Muttarak’s article makes several unsupported assumptions, dissected in an accompanying commentary, Why Thinking We’re Fat Won’t Help Us Improve Our Health: Finding a Middle Ground, written by Tiffany Stewart, PhD, an obesity researcher at Louisiana State University. Muttarak implies that if people knew they were overweight, they would be more likely to take action to lose weight. Stewart cites evidence that shows just the opposite, that people who perceive themselves as overweight are at “an increased risk of future weight gain.”
At the very least, the relationship between weight perception and healthy behaviors is complex.
The news stories made no mention of the commentary, much less of alternative views. Both stories relied heavily on the university news release, which if anything amplified the supposed association between the body positivity movement and underestimating one’s weight status.
We can’t know why these stories parroted the study author’s assertions rather than focus on the actual results. But we can advise readers to look for outside voices in health reporting. News stories should consult independent experts to comment on the claims made by a study author or a news release. In this case, calling upon an obesity doctor or researcher would have been an obvious first step.
What’s more, Newsweek’s story was illustrated with the all-too-familiar headless bodies. We’ve written about how this adds to the stigmatization of people with overweight and obesity:
Not showing a person’s face implies there is something shameful about what they are doing or who they are–yet that’s often what we see in news coverage about obesity.
Having overweight or obesity is associated with risk for many diseases, including diabetes and cardiovascular disease.

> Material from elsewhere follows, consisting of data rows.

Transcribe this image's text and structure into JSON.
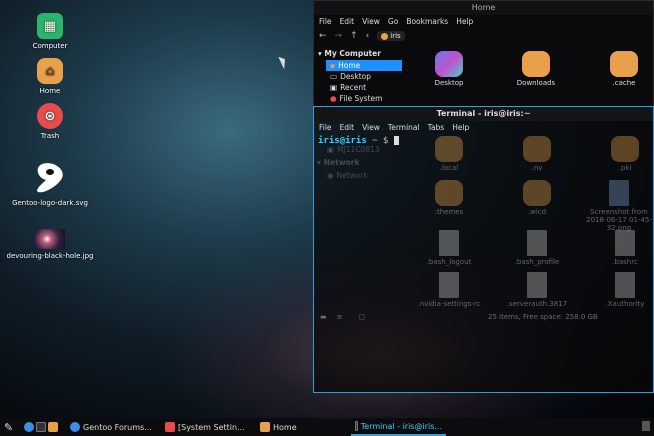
{
  "desktop": {
    "icons": [
      {
        "label": "Computer",
        "icon": "computer-icon",
        "color": "#2bb46b",
        "glyph": "▦"
      },
      {
        "label": "Home",
        "icon": "home-icon",
        "color": "#e8a04a",
        "glyph": "⌂"
      },
      {
        "label": "Trash",
        "icon": "trash-icon",
        "color": "#e84b4b",
        "glyph": "⊛"
      },
      {
        "label": "Gentoo-logo-dark.svg",
        "icon": "gentoo-logo-icon",
        "color": "#ffffff",
        "glyph": "G"
      },
      {
        "label": "devouring-black-hole.jpg",
        "icon": "image-file-icon",
        "color": "#6a4a6a",
        "glyph": ""
      }
    ]
  },
  "filemanager": {
    "title": "Home",
    "menu": [
      "File",
      "Edit",
      "View",
      "Go",
      "Bookmarks",
      "Help"
    ],
    "location": "iris",
    "sidebar_header": "My Computer",
    "sidebar": [
      "Home",
      "Desktop",
      "Recent",
      "File System"
    ],
    "items": [
      "Desktop",
      "Downloads",
      ".cache"
    ]
  },
  "terminal": {
    "title": "Terminal - iris@iris:~",
    "menu": [
      "File",
      "Edit",
      "View",
      "Terminal",
      "Tabs",
      "Help"
    ],
    "prompt_user": "iris@iris",
    "prompt_dir": "~ $"
  },
  "behind": {
    "sidebar_items": [
      "MJ11C0813",
      "Network",
      "Network"
    ],
    "files": [
      ".local",
      ".nv",
      ".pki",
      ".themes",
      ".wicd",
      "Screenshot from 2018-06-17 01-45-32.png",
      ".bash_logout",
      ".bash_profile",
      ".bashrc",
      ".nvidia-settings-rc",
      ".serverauth.3817",
      ".Xauthority"
    ],
    "status": "25 items, Free space: 258.0 GB"
  },
  "taskbar": {
    "windows": [
      {
        "label": "Gentoo Forums...",
        "color": "#3a8ee6",
        "active": false
      },
      {
        "label": "[System Settin...",
        "color": "#e84b4b",
        "active": false
      },
      {
        "label": "Home",
        "color": "#e8a04a",
        "active": false
      },
      {
        "label": "Terminal - iris@iris...",
        "color": "#333333",
        "active": true
      }
    ]
  }
}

But that doesn’t mean people who weigh more are unhealthy — and yet this assumption is made all the time.
To presume that someone with a BMI of 25 or greater is in “danger” (to use the word from the study title) because they’re not actively trying to lose weight shows bias, Freedhoff says.

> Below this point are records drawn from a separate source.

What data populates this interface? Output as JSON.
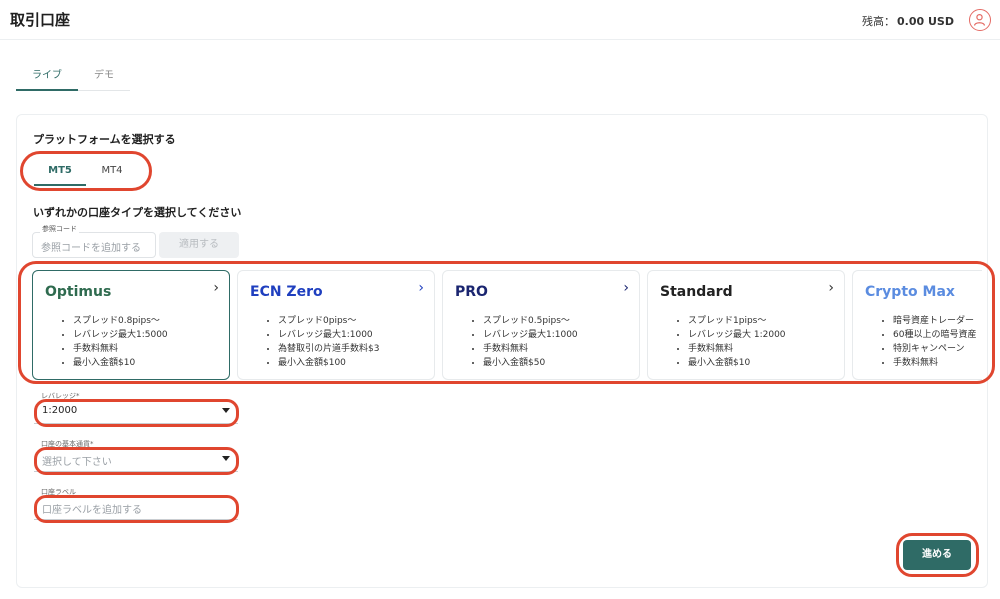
{
  "header": {
    "title": "取引口座",
    "balance_label": "残高：",
    "balance_value": "0.00 USD",
    "avatar_icon": "user-icon"
  },
  "env_tabs": [
    {
      "label": "ライブ",
      "active": true
    },
    {
      "label": "デモ",
      "active": false
    }
  ],
  "platform": {
    "heading": "プラットフォームを選択する",
    "tabs": [
      {
        "label": "MT5",
        "active": true
      },
      {
        "label": "MT4",
        "active": false
      }
    ]
  },
  "account_type": {
    "heading": "いずれかの口座タイプを選択してください"
  },
  "referral": {
    "legend": "参照コード",
    "placeholder": "参照コードを追加する",
    "apply_label": "適用する"
  },
  "cards": [
    {
      "title": "Optimus",
      "color": "#2f6b4f",
      "selected": true,
      "features": [
        "スプレッド0.8pips〜",
        "レバレッジ最大1:5000",
        "手数料無料",
        "最小入金額$10"
      ]
    },
    {
      "title": "ECN Zero",
      "color": "#1f3fbf",
      "selected": false,
      "features": [
        "スプレッド0pips〜",
        "レバレッジ最大1:1000",
        "為替取引の片道手数料$3",
        "最小入金額$100"
      ]
    },
    {
      "title": "PRO",
      "color": "#1a2570",
      "selected": false,
      "features": [
        "スプレッド0.5pips〜",
        "レバレッジ最大1:1000",
        "手数料無料",
        "最小入金額$50"
      ]
    },
    {
      "title": "Standard",
      "color": "#222222",
      "selected": false,
      "features": [
        "スプレッド1pips〜",
        "レバレッジ最大 1:2000",
        "手数料無料",
        "最小入金額$10"
      ]
    },
    {
      "title": "Crypto Max",
      "color": "#5b8ce0",
      "selected": false,
      "features": [
        "暗号資産トレーダー",
        "60種以上の暗号資産",
        "特別キャンペーン",
        "手数料無料"
      ]
    }
  ],
  "leverage": {
    "legend": "レバレッジ*",
    "value": "1:2000"
  },
  "currency": {
    "legend": "口座の基本通貨*",
    "placeholder": "選択して下さい"
  },
  "label_field": {
    "legend": "口座ラベル",
    "placeholder": "口座ラベルを追加する"
  },
  "next_label": "進める",
  "colors": {
    "accent": "#2f6b66",
    "highlight_ring": "#e0462f"
  }
}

“There are plenty of people with obesity who aren’t trying to lose weight — because they’re healthy and they feel well. And that’s fine!” What people do or don’t do is actually up to them. “We get to decide what priorities we take in our lives,” he says. “There are plenty of people whose weight is okay, but their lifestyle is terrible — they make poor dietary and exercise choices.”
Freedhoff says that 70-80% of all chronic, non-communicable diseases can be modified with lifestyle changes, such as diet and exercise. And yet, he says, “The only one we moralize about is obesity.”
Stewart, in her commentary, argues for turning the focus to health behaviors and not size or its numerical proxy, BMI:
There is evidence that taking a functional approach to the body, or focusing on health behaviors for the benefits, promotes greater adherence than an appearance‐based focus.
In other words, everyone should be exercising and eating nutritious foods for their health — not just those with certain BMIs.
The way we talk about obesity matters, and journalists have an opportunity and responsibility to shape that conversation. It starts with adopting a critical lens, differentiating assumptions from established fact, and demanding evidence to support claims. Consulting an independent expert is often essential to distinguishing data-based conclusions from well-crafted spin.
For their part, body positivity advocates are unlikely to be swayed by this study’s biased narrative or the assumptions that drove related news coverage. Here’s one more definition of body positivity from Bustle that wraps things up neatly:
I’m positive I don’t give a damn what you think about my body.